**The records**
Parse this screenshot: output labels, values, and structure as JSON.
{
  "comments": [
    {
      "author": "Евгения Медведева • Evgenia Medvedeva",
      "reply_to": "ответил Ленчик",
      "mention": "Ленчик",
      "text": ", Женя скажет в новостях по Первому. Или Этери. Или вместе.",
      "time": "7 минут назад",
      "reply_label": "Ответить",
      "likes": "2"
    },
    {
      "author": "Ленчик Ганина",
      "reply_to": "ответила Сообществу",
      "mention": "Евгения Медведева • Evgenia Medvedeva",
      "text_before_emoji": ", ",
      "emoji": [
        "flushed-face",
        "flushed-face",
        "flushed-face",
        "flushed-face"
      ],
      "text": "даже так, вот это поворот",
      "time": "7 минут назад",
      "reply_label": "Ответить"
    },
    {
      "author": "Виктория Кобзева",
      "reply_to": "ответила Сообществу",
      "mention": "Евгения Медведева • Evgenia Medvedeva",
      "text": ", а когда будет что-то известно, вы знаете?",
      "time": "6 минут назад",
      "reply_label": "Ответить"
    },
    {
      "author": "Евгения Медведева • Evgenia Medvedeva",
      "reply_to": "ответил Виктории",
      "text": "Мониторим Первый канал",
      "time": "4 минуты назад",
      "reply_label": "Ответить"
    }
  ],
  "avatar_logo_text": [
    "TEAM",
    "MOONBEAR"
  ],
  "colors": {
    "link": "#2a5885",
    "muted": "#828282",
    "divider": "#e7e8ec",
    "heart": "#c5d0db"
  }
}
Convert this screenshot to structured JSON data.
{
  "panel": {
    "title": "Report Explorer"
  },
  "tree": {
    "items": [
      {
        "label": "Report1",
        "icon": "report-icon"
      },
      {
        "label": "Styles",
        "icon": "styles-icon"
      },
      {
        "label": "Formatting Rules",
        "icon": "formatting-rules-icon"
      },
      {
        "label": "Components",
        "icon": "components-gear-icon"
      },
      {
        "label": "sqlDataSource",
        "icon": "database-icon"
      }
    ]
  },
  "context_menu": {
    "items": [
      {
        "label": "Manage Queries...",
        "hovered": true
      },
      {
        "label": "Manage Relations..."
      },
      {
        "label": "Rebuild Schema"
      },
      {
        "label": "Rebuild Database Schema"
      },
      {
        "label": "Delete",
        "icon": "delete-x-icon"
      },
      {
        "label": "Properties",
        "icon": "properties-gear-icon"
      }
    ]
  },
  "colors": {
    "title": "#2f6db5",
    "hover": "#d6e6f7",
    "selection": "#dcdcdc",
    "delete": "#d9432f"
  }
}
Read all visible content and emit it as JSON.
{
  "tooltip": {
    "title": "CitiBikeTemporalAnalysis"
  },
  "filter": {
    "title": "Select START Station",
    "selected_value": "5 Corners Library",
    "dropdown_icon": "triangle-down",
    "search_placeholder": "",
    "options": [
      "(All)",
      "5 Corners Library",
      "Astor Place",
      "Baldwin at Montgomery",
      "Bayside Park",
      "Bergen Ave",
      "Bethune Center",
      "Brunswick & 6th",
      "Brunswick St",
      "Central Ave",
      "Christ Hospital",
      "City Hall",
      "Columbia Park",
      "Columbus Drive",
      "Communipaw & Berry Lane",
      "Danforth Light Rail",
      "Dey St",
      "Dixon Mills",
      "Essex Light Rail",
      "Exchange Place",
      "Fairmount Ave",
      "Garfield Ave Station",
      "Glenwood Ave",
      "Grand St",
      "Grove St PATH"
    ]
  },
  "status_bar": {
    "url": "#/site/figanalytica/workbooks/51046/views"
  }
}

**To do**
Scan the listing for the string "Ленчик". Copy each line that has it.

**Solution to this exercise**
      "reply_to": "ответил Ленчик",
      "mention": "Ленчик",
      "author": "Ленчик Ганина",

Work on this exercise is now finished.